Babers is in charge of the second-ranked team in the FCS, a team that has run over virtually everybody it has played.
When he heard the Gamecocks put a 68-10 hurting on a team his own squad beat by five touchdowns six weeks earlier, he didn’t cower with worry. He called it a “blessing” because now there will be no mysteries when the two hottest teams in the Ohio Valley Conference clash on what is expected to be a cold Saturday in Charleston, Ill.
“What a blessing, because now our football knows exactly what’s coming in here,” Babers said Tuesday. “There’s no we’re this and they’re that. This team beat a team we highly respect and to put a score like that on Eastern Kentucky, they’ve completely gathered our attention.
“There are no surprises. If they can come up here and do what they need to do against us, there are no excuses. We know how good a football team that’s rolling in here and we need to be ready to go.”
Jacksonville State coach Bill Clark was still excited about the Gamecocks’ wildest romp in their Ohio Valley Conference history early in the week. They racked up more than 500 yards of offense, scored on 11 of their last 13 possessions and held their third straight opponent to fewer than 300 yards in handing the OVC’s most storied football program its worst conference loss ever.

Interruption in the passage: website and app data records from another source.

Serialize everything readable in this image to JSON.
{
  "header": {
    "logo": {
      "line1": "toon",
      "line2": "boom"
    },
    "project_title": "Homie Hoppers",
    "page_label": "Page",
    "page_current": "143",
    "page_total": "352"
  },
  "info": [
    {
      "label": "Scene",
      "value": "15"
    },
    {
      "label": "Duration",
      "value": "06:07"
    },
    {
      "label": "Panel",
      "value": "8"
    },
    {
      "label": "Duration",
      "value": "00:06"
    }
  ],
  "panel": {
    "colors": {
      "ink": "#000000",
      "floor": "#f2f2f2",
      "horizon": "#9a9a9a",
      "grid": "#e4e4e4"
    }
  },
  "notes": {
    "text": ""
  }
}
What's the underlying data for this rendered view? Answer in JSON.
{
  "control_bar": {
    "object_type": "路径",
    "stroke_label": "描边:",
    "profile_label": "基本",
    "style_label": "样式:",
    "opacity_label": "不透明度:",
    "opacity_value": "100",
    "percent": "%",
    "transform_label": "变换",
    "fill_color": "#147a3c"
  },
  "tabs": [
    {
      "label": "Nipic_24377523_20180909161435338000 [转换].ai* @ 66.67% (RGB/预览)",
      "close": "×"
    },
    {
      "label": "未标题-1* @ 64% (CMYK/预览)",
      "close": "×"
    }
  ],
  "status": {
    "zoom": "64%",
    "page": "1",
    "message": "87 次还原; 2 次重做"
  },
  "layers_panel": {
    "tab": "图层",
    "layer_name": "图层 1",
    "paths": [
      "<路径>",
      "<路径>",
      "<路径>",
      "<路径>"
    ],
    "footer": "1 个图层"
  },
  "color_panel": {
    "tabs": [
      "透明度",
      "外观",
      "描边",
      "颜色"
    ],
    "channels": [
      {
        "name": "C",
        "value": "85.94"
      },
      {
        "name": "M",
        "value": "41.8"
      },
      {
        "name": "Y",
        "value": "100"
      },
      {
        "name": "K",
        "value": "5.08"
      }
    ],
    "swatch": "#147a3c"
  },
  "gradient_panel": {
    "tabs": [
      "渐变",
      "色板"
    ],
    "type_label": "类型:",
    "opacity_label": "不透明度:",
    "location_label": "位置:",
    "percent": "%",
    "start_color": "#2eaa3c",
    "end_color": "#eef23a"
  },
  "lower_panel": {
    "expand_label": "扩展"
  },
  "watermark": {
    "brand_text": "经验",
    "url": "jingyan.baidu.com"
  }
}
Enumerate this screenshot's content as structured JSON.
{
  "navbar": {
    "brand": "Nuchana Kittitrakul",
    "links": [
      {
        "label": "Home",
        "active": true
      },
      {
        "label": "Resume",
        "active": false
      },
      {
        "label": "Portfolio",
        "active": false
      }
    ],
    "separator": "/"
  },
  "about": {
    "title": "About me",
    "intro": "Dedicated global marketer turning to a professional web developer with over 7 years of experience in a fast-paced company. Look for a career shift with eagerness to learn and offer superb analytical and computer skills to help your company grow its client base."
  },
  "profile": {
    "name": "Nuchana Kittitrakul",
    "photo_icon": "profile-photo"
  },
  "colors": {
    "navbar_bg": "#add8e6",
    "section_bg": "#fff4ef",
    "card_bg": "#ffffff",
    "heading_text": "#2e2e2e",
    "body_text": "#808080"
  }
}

But he knows it’s all out there to see.
“It was really neat just to watch our guys be that excited and focused attention to detail,” Clark said. “All those things don’t happen against a good team unless a lot of things go right.
“But there’s not going to be any sneaking up now, them not expecting us. We’re going to get their very best effort and that’s what we should expect.”
A win Saturday, he said, would go a long way to taking their reputation up a notch.
“We think we are a pretty good team; we want to be a great team,” Clark said. “That’s the next step for us – what can we do to be a great team, and to be a great team you would have to go beat a great team on the road. That’s kind of where we are next.”
For both these teams the conversation starts on offense, but that may not be the determining factor in the game.
At EIU, it starts with the record-setting quarterback Jimmy Garoppolo, but the Panthers (9-1, 6-0) showed a running game last week. They rushed for more than 300 yards for the first time since 2007 and for only the second time this season scored more touchdowns on the ground than through the air.
The Gamecocks (8-2, 4-2), meanwhile, lead the OVC in rushing and have one of the most powerful backs in the country in DaMarcus James. And while not as prolific as Garoppolo, their passing game complements the running attack well.
Coaches around the league and around the country – not to mention the playoff selection committee – will be keeping an eye on this game. It’s a general consensus that in a game that could blow out a fuse in the scoreboard, the two defenses will have the biggest impact on the outcome.
“I think any time teams have something they’re good at, it’s always the other thing that determines the game,” Babers said.
Both teams have an active defensive front, a deep corps of veteran linebackers who can blitz and cover, corners who will challenge receivers and bone-jarring safeties who can play the run or pass.
The Gamecocks lead the OVC in sacks and red zone defense, are second in scoring defense and No. 1 against the pass within the league.
The Panthers lead the league in scoring defense in OVC games and are fourth in the league in all games against the run. Tennessee Tech scored 21 points on them in a 56-21 loss Nov. 2 and Golden Eagles coach Watson Brown said they were the “hardest” points his team had to score all year.
“I think the reason it gets overlooked sometimes is because of the numbers,” Babers said. “But if we played a slowed-down offense and protected our defense it would be the No. 1 or No. 2 in the conference and highly ranked in the nation.”
Al Muskewitz covers Jacksonville State sports for The Star. He can be reached at 256-235-3577.